An Iowa man once came to Florida after buying a plot of land and, after having seen what he had purchased, said “I have bought land by the acre, and I have bought land by the foot; but, by God, I have never before bought land by the gallon.”
He was one of many who bought land in South Florida at the turn of the 20th century during one of Florida’s biggest land booms. Spurred on by the expansion of the railroad and ambitious plans to drain the Everglades for development, land speculators bought up thousands of acres of swampland and prepared to sell it to investors and settlers from the Midwest and Northeast. Some historians refer to this feverish period of land speculation as the “swamp boom,” and the folks involved as “swamp boomers.” Read more »
The threat of hurricanes and tropical storms is an inescapable part of living in Florida. To experience their wrath is to confront head-on the brutal power of Nature. Ask around, and many Floridians will be able to name the larger ones they’ve witnessed or heard of. Betsy, Donna, Andrew, and Charley usually make the list.

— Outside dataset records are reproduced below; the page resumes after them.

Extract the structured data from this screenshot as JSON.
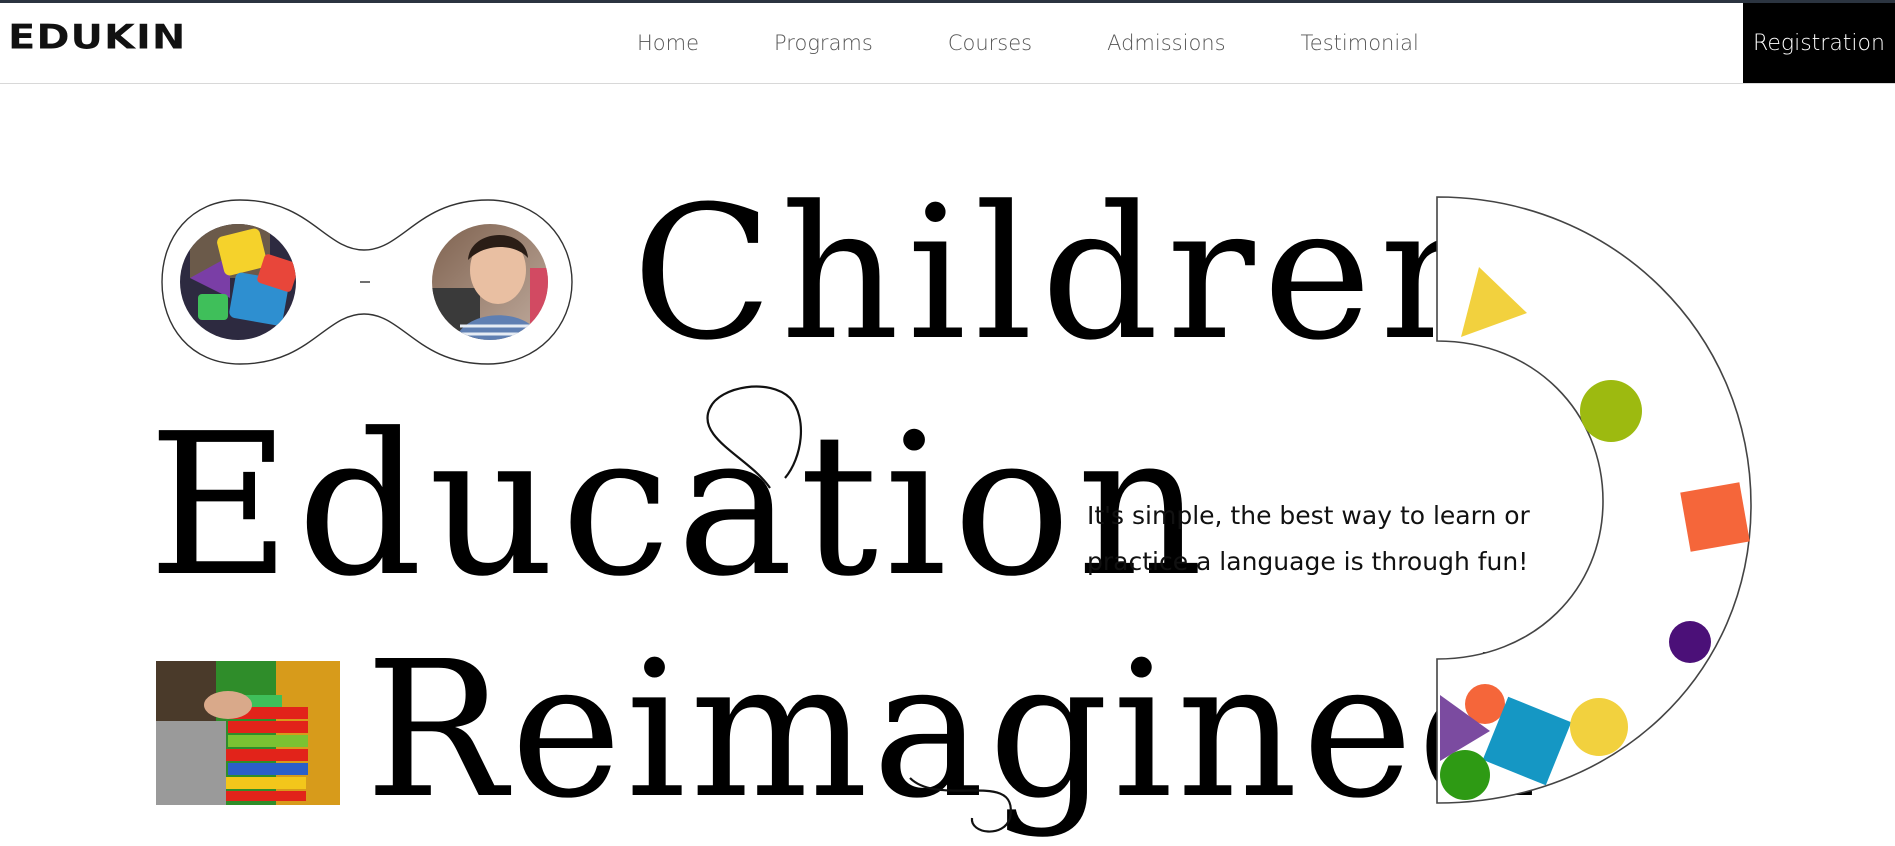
{
  "brand": {
    "logo_text": "EDUKIN"
  },
  "nav": {
    "items": [
      {
        "label": "Home"
      },
      {
        "label": "Programs"
      },
      {
        "label": "Courses"
      },
      {
        "label": "Admissions"
      },
      {
        "label": "Testimonial"
      }
    ],
    "cta_label": "Registration"
  },
  "hero": {
    "headline": {
      "line1": "Children",
      "line2": "Education",
      "line3": "Reimagined"
    },
    "tagline": "It's simple, the best way to learn or practice a language is through fun!",
    "images": {
      "left_photo": "toy-letters-photo",
      "right_photo": "smiling-boy-photo",
      "blocks_photo": "stacking-blocks-photo"
    }
  },
  "colors": {
    "header_border": "#d8d8d8",
    "cta_background": "#000000",
    "yellow": "#f2d13e",
    "lime": "#9dba10",
    "orange": "#f5663a",
    "purple": "#4b1078",
    "lavender": "#7b4ba0",
    "blue": "#1597c4",
    "green": "#2e9a14"
  }
}
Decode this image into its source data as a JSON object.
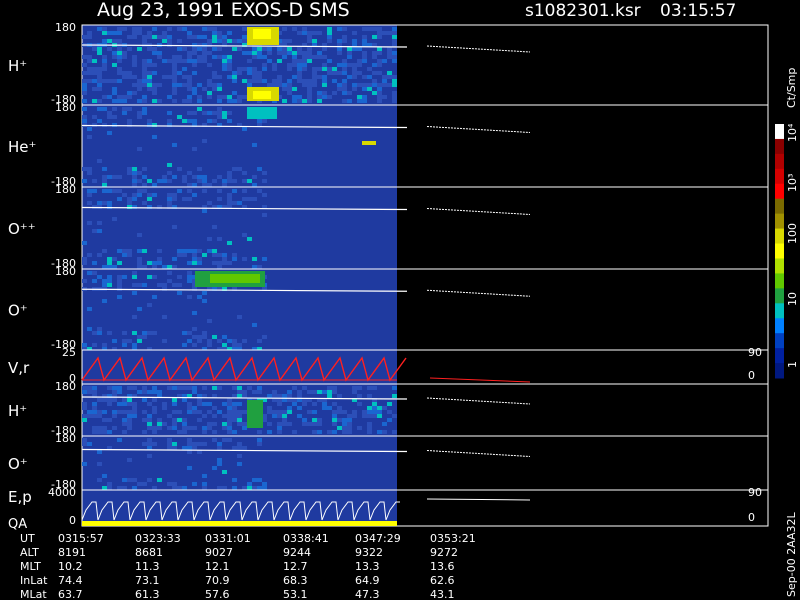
{
  "header": {
    "title": "Aug 23, 1991   EXOS-D SMS",
    "file": "s1082301.ksr",
    "time": "03:15:57"
  },
  "colorbar": {
    "label": "Ct/Smp",
    "ticks": [
      "10⁴",
      "10³",
      "100",
      "10",
      "1"
    ],
    "colors": [
      "#ffffff",
      "#8b0000",
      "#b00000",
      "#d40000",
      "#ff0000",
      "#7a6a00",
      "#a09000",
      "#d8d800",
      "#ffff00",
      "#b0e000",
      "#60c800",
      "#20a040",
      "#00c0c0",
      "#0080ff",
      "#0040c0",
      "#0020a0",
      "#001880"
    ]
  },
  "footer_note": "Sep-00 2AA32L",
  "chart_data": {
    "type": "heatmap",
    "panels": [
      {
        "label": "H⁺",
        "ytop": "180",
        "ybot": "-180"
      },
      {
        "label": "He⁺",
        "ytop": "180",
        "ybot": "-180"
      },
      {
        "label": "O⁺⁺",
        "ytop": "180",
        "ybot": "-180"
      },
      {
        "label": "O⁺",
        "ytop": "180",
        "ybot": "-180"
      },
      {
        "label": "V,r",
        "ytop": "25",
        "ybot": "0",
        "right_top": "90",
        "right_bot": "0"
      },
      {
        "label": "H⁺",
        "ytop": "180",
        "ybot": "-180"
      },
      {
        "label": "O⁺",
        "ytop": "180",
        "ybot": "-180"
      },
      {
        "label": "E,p",
        "label2": "QA",
        "ytop": "4000",
        "ybot": "0",
        "right_top": "90",
        "right_bot": "0"
      }
    ],
    "table": {
      "row_labels": [
        "UT",
        "ALT",
        "MLT",
        "InLat",
        "MLat"
      ],
      "columns": [
        [
          "0315:57",
          "8191",
          "10.2",
          "74.4",
          "63.7"
        ],
        [
          "0323:33",
          "8681",
          "11.3",
          "73.1",
          "61.3"
        ],
        [
          "0331:01",
          "9027",
          "12.1",
          "70.9",
          "57.6"
        ],
        [
          "0338:41",
          "9244",
          "12.7",
          "68.3",
          "53.1"
        ],
        [
          "0347:29",
          "9322",
          "13.3",
          "64.9",
          "47.3"
        ],
        [
          "0353:21",
          "9272",
          "13.6",
          "62.6",
          "43.1"
        ]
      ]
    }
  }
}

Some of Florida’s most destructive hurricanes, however, hit the state long before the National Weather Service began assigning names to tropical cyclones. One of the deadliest of these remains known to history only as the Okeechobee Hurricane of 1928. Read more »
Businessman and adventurer Homer Augustus Brinkley produced “Scenes of the Everglades” in 1928 to illustrate the exotic environment found in the Florida Everglades. He later used the film in a traveling show, which included a live caged bear and Brinkley dressed as a Seminole Indian.

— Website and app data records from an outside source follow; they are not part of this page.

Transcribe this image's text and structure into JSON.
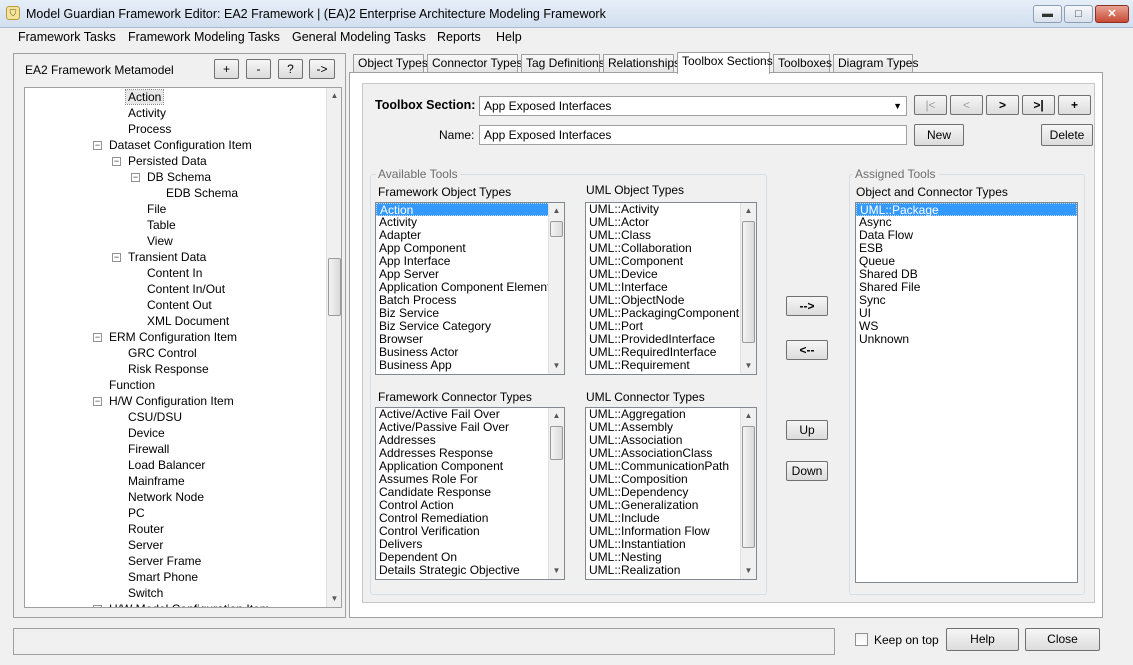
{
  "window": {
    "title": "Model Guardian Framework Editor: EA2 Framework | (EA)2 Enterprise Architecture Modeling Framework",
    "app_icon": "shield-icon",
    "controls": {
      "minimize": "▬",
      "maximize": "□",
      "close": "✕"
    }
  },
  "menu": [
    "Framework Tasks",
    "Framework Modeling Tasks",
    "General Modeling Tasks",
    "Reports",
    "Help"
  ],
  "left_panel": {
    "title": "EA2 Framework Metamodel",
    "buttons": [
      "+",
      "-",
      "?",
      "->"
    ],
    "tree": [
      {
        "label": "Action",
        "level": 5,
        "selected": true
      },
      {
        "label": "Activity",
        "level": 5
      },
      {
        "label": "Process",
        "level": 5
      },
      {
        "label": "Dataset Configuration Item",
        "level": 4,
        "expander": "−"
      },
      {
        "label": "Persisted Data",
        "level": 5,
        "expander": "−"
      },
      {
        "label": "DB Schema",
        "level": 6,
        "expander": "−"
      },
      {
        "label": "EDB Schema",
        "level": 7
      },
      {
        "label": "File",
        "level": 6
      },
      {
        "label": "Table",
        "level": 6
      },
      {
        "label": "View",
        "level": 6
      },
      {
        "label": "Transient Data",
        "level": 5,
        "expander": "−"
      },
      {
        "label": "Content In",
        "level": 6
      },
      {
        "label": "Content In/Out",
        "level": 6
      },
      {
        "label": "Content Out",
        "level": 6
      },
      {
        "label": "XML Document",
        "level": 6
      },
      {
        "label": "ERM Configuration Item",
        "level": 4,
        "expander": "−"
      },
      {
        "label": "GRC Control",
        "level": 5
      },
      {
        "label": "Risk Response",
        "level": 5
      },
      {
        "label": "Function",
        "level": 4
      },
      {
        "label": "H/W Configuration Item",
        "level": 4,
        "expander": "−"
      },
      {
        "label": "CSU/DSU",
        "level": 5
      },
      {
        "label": "Device",
        "level": 5
      },
      {
        "label": "Firewall",
        "level": 5
      },
      {
        "label": "Load Balancer",
        "level": 5
      },
      {
        "label": "Mainframe",
        "level": 5
      },
      {
        "label": "Network Node",
        "level": 5
      },
      {
        "label": "PC",
        "level": 5
      },
      {
        "label": "Router",
        "level": 5
      },
      {
        "label": "Server",
        "level": 5
      },
      {
        "label": "Server Frame",
        "level": 5
      },
      {
        "label": "Smart Phone",
        "level": 5
      },
      {
        "label": "Switch",
        "level": 5
      },
      {
        "label": "H/W Model Configuration Item",
        "level": 4,
        "expander": "−"
      }
    ]
  },
  "tabs": [
    {
      "label": "Object Types"
    },
    {
      "label": "Connector Types"
    },
    {
      "label": "Tag Definitions"
    },
    {
      "label": "Relationships"
    },
    {
      "label": "Toolbox Sections",
      "active": true
    },
    {
      "label": "Toolboxes"
    },
    {
      "label": "Diagram Types"
    }
  ],
  "toolbox": {
    "section_label": "Toolbox Section:",
    "section_value": "App Exposed Interfaces",
    "nav_buttons": [
      "|<",
      "<",
      ">",
      ">|",
      "+"
    ],
    "name_label": "Name:",
    "name_value": "App Exposed Interfaces",
    "new_label": "New",
    "delete_label": "Delete"
  },
  "available": {
    "group_title": "Available Tools",
    "framework_object_label": "Framework Object Types",
    "framework_object_types": [
      "Action",
      "Activity",
      "Adapter",
      "App Component",
      "App Interface",
      "App Server",
      "Application Component Element",
      "Batch Process",
      "Biz Service",
      "Biz Service Category",
      "Browser",
      "Business Actor",
      "Business App"
    ],
    "uml_object_label": "UML Object Types",
    "uml_object_types": [
      "UML::Activity",
      "UML::Actor",
      "UML::Class",
      "UML::Collaboration",
      "UML::Component",
      "UML::Device",
      "UML::Interface",
      "UML::ObjectNode",
      "UML::PackagingComponent",
      "UML::Port",
      "UML::ProvidedInterface",
      "UML::RequiredInterface",
      "UML::Requirement"
    ],
    "framework_connector_label": "Framework Connector Types",
    "framework_connector_types": [
      "Active/Active Fail Over",
      "Active/Passive Fail Over",
      "Addresses",
      "Addresses Response",
      "Application Component",
      "Assumes Role For",
      "Candidate Response",
      "Control Action",
      "Control Remediation",
      "Control Verification",
      "Delivers",
      "Dependent On",
      "Details Strategic Objective"
    ],
    "uml_connector_label": "UML Connector Types",
    "uml_connector_types": [
      "UML::Aggregation",
      "UML::Assembly",
      "UML::Association",
      "UML::AssociationClass",
      "UML::CommunicationPath",
      "UML::Composition",
      "UML::Dependency",
      "UML::Generalization",
      "UML::Include",
      "UML::Information Flow",
      "UML::Instantiation",
      "UML::Nesting",
      "UML::Realization"
    ]
  },
  "transfer": {
    "add": "-->",
    "remove": "<--",
    "up": "Up",
    "down": "Down"
  },
  "assigned": {
    "group_title": "Assigned Tools",
    "list_label": "Object and Connector Types",
    "items": [
      "UML::Package",
      "Async",
      "Data Flow",
      "ESB",
      "Queue",
      "Shared DB",
      "Shared File",
      "Sync",
      "UI",
      "WS",
      "Unknown"
    ]
  },
  "footer": {
    "keep_on_top": "Keep on top",
    "help": "Help",
    "close": "Close"
  }
}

This film shows perhaps the earliest known moving images of the Florida Seminoles. They are shown playing their version of the southeastern Indian stick ball game, performing traditional dances and tending to the business of daily life. Most of the Seminole footage was taken at a camp known as Californee in the western Big Cypress. Also included in Brinkley’s film are scenes of wildlife, plants and views of the Florida Everglades.
“Scenes of the Everglades” is one of seven full-length films available on Florida Memory featuring footage of the Florida Everglades.
Want to learn more about the environmental history of the Florida Everglades? The University of Florida has digitized nearly 100,000 pages from their archival collections on the subject.
Florida Memory is funded under the provisions of the Library Services and Technology Act, from the Institute of Museum and Library Services, administered by the Florida Department of State, Division of Library and Information Services.